Health equity and advocacy
Regional clusters and local communities play an important role in shaping opportunities for health and well-being. That is why our school is committed to working with community members to reduce health disparities among populations in marginalized settings in Northern Ontario. To strengthen our administrative structures, we plan to formalize our networks in key regions that will align with our areas of strength in health equity research, education, and service.
We are building bridges with these important regional networks to promote alignment, partnership and collaboration and to address identified health priorities to return to our original mandate focused in northern Ontario for it’s health care needs.

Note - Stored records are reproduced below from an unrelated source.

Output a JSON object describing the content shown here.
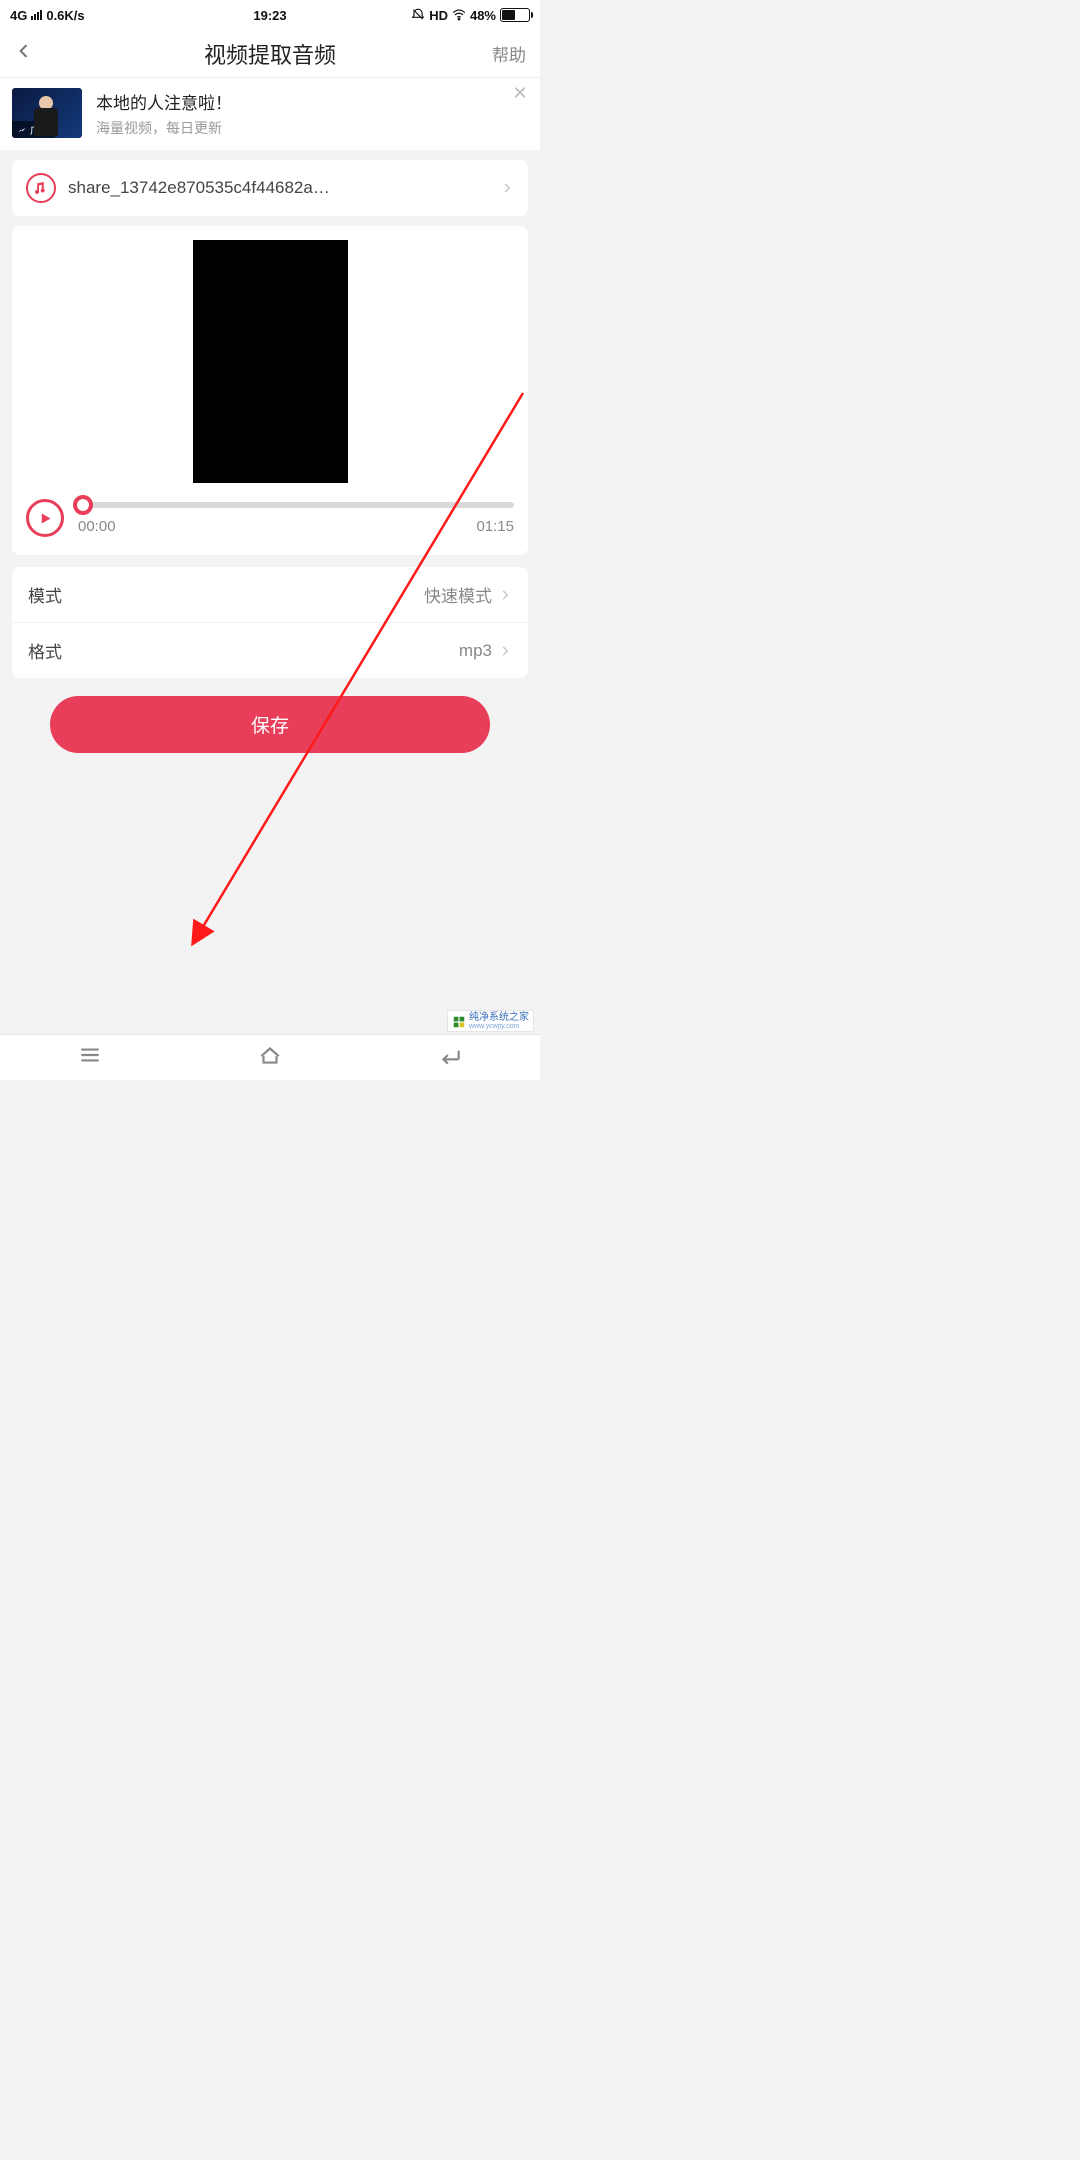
{
  "status": {
    "network": "4G",
    "speed": "0.6K/s",
    "time": "19:23",
    "hd": "HD",
    "battery_pct": "48%"
  },
  "header": {
    "title": "视频提取音频",
    "help": "帮助"
  },
  "ad": {
    "tag": "广告",
    "title": "本地的人注意啦！",
    "subtitle": "海量视频，每日更新"
  },
  "file": {
    "name": "share_13742e870535c4f44682a…"
  },
  "player": {
    "current": "00:00",
    "duration": "01:15"
  },
  "options": {
    "mode_label": "模式",
    "mode_value": "快速模式",
    "format_label": "格式",
    "format_value": "mp3"
  },
  "save_label": "保存",
  "watermark": {
    "text": "纯净系统之家",
    "url": "www.ycwjty.com"
  }
}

Health inequities have arisen from the multigenerational effects of colonization and the legacy of residential schools. School-wide initiatives and community collaborations strive to address the barriers—whether social, economic or political—that prevent true health equity. Our goal? To improve the health and well-being of Indigenous communities across Northern Ontario and building respectful relationships between local communities and the NOSM faculty and students.

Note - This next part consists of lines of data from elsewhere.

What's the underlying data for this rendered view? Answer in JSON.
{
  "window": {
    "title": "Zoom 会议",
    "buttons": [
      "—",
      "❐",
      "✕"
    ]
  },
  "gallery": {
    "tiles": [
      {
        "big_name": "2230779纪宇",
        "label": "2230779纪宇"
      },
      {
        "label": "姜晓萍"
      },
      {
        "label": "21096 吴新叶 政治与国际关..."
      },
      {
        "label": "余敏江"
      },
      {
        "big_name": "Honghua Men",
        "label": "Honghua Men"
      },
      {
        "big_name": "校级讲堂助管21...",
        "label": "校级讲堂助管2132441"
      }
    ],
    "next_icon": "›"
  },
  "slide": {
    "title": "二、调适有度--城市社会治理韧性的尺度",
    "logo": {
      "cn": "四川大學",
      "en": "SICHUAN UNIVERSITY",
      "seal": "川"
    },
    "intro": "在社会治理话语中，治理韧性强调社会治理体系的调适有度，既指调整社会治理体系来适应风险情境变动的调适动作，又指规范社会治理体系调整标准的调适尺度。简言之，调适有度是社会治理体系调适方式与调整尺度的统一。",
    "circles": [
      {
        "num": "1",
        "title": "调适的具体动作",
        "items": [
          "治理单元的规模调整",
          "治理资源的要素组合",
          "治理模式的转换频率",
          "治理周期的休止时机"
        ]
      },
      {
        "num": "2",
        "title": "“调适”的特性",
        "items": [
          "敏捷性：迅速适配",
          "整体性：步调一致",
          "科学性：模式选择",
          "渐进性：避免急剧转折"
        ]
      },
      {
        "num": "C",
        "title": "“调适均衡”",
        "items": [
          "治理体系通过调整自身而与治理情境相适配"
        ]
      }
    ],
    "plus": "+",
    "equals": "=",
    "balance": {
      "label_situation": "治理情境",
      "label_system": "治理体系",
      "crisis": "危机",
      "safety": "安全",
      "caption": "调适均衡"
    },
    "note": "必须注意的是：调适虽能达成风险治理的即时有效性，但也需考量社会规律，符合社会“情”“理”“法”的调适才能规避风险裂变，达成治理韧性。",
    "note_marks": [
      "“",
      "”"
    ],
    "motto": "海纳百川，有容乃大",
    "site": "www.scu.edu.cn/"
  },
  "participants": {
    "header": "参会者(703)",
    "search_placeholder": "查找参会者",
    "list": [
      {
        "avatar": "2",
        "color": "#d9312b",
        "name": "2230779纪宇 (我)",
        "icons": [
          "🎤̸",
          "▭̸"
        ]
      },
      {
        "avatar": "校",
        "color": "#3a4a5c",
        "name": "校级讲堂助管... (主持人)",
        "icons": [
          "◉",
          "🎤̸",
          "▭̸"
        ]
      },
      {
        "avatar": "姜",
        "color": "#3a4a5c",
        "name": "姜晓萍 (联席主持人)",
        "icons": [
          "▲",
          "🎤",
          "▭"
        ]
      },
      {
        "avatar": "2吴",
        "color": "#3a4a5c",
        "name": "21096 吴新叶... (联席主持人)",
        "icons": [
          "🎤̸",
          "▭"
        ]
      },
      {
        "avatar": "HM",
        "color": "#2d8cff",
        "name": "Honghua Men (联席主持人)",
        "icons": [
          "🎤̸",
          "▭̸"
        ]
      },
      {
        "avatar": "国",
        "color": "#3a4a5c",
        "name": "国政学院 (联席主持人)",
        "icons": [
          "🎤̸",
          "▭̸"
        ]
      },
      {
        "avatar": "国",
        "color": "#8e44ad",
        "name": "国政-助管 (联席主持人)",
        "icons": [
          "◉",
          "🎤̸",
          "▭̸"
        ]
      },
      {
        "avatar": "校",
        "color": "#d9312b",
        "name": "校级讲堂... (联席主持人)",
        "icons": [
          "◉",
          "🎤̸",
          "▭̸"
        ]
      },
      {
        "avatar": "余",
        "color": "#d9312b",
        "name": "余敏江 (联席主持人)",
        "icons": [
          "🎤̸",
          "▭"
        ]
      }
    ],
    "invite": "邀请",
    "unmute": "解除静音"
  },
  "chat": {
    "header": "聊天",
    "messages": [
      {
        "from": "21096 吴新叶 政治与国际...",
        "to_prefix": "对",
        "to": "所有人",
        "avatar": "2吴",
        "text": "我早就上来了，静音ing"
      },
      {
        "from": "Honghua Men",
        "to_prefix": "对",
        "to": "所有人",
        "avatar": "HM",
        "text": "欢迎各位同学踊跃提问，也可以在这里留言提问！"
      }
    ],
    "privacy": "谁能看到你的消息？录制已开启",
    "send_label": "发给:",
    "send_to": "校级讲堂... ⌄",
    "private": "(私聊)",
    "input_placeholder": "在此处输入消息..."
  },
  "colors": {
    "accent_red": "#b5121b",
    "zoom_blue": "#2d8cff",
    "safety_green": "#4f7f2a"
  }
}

A great example of this is the relationship accord we signed with Nishnawbe Aski Nation (NAN) on March 23. The accord will guide NAN and NOSM as we move forward in supporting the NAN Health Transformation process with the goal of developing mutually supported initiatives that will build capacity and strengthen the health system within NAN territory.
I have been proud to work with a sophisticated matrix of multiple stakeholders that gave birth to this school – municipalities, colleges, politicians, community leaders, Indigenous and Francophone champions, donors and hospitals and Universities all are playing a role helping NOSM reach its full potential- to fulfill its mission, namely, to improve the health of Northern Ontarians by being socially accountable in our education and research programs and advocating for health equity.

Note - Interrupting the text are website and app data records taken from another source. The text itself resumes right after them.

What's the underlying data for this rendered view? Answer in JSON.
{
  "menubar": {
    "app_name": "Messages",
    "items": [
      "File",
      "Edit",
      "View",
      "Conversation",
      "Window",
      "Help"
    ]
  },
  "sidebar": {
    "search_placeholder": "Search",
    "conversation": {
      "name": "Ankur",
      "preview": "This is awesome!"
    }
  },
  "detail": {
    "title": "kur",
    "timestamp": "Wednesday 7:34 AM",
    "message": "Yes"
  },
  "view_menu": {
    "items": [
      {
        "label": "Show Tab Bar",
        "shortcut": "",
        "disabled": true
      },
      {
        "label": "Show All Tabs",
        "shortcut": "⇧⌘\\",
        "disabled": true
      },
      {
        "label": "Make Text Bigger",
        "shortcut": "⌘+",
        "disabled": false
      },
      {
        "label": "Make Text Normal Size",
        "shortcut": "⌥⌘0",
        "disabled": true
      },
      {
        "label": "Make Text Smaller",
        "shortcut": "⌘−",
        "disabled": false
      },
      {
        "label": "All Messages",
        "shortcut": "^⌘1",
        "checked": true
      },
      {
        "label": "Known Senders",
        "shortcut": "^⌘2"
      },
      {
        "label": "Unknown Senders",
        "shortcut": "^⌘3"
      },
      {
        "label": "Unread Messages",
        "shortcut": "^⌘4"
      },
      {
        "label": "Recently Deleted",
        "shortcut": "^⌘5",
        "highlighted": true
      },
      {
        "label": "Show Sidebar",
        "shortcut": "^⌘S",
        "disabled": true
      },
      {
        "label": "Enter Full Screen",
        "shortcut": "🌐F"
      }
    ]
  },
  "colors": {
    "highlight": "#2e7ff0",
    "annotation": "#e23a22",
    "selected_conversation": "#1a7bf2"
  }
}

Strengthening Indigenous Cultural Safety
The National Indigenous Cultural Safety (ICS) Learning Series is an ongoing series of webinars for people who wish to know more about Indigenous Cultural Safety and who may be working with Indigenous people in varying capacities across settings. The series explores anti-Indigenous racism, discrimination and cultural safety and identifies how each informs our systems, why they persist, and how we can address them. View the recorded webinars. At NOSM, we have come together to create a culture of diversity, inclusion, respect, social accountability and wellness. Let’s work in a culture of kindness and #RespectTheDifference.
NOSM Grad helps to end Atikokan’s doctor shortage
A few years ago, Atikokan was a town in crisis having only one full-time and one half time family physician for a population of approximately 2,800 people. The community relied heavily on a rotation of locums to meet its health-care needs.
Today, the town has a stable physician workforce that is able to provide patient-centered care, continuity of care, and importantly, a supportive network for physicians. Dr. Shawn Minor is a graduate of the Northern Ontario School of Medicine (NOSM) MD Class of 2016 and completed his residency at University of British Columbia in 2018. Originally from Thunder Bay, he and his wife, with their young children, decided to return to Atikokan to be closer to their extended family. Read more.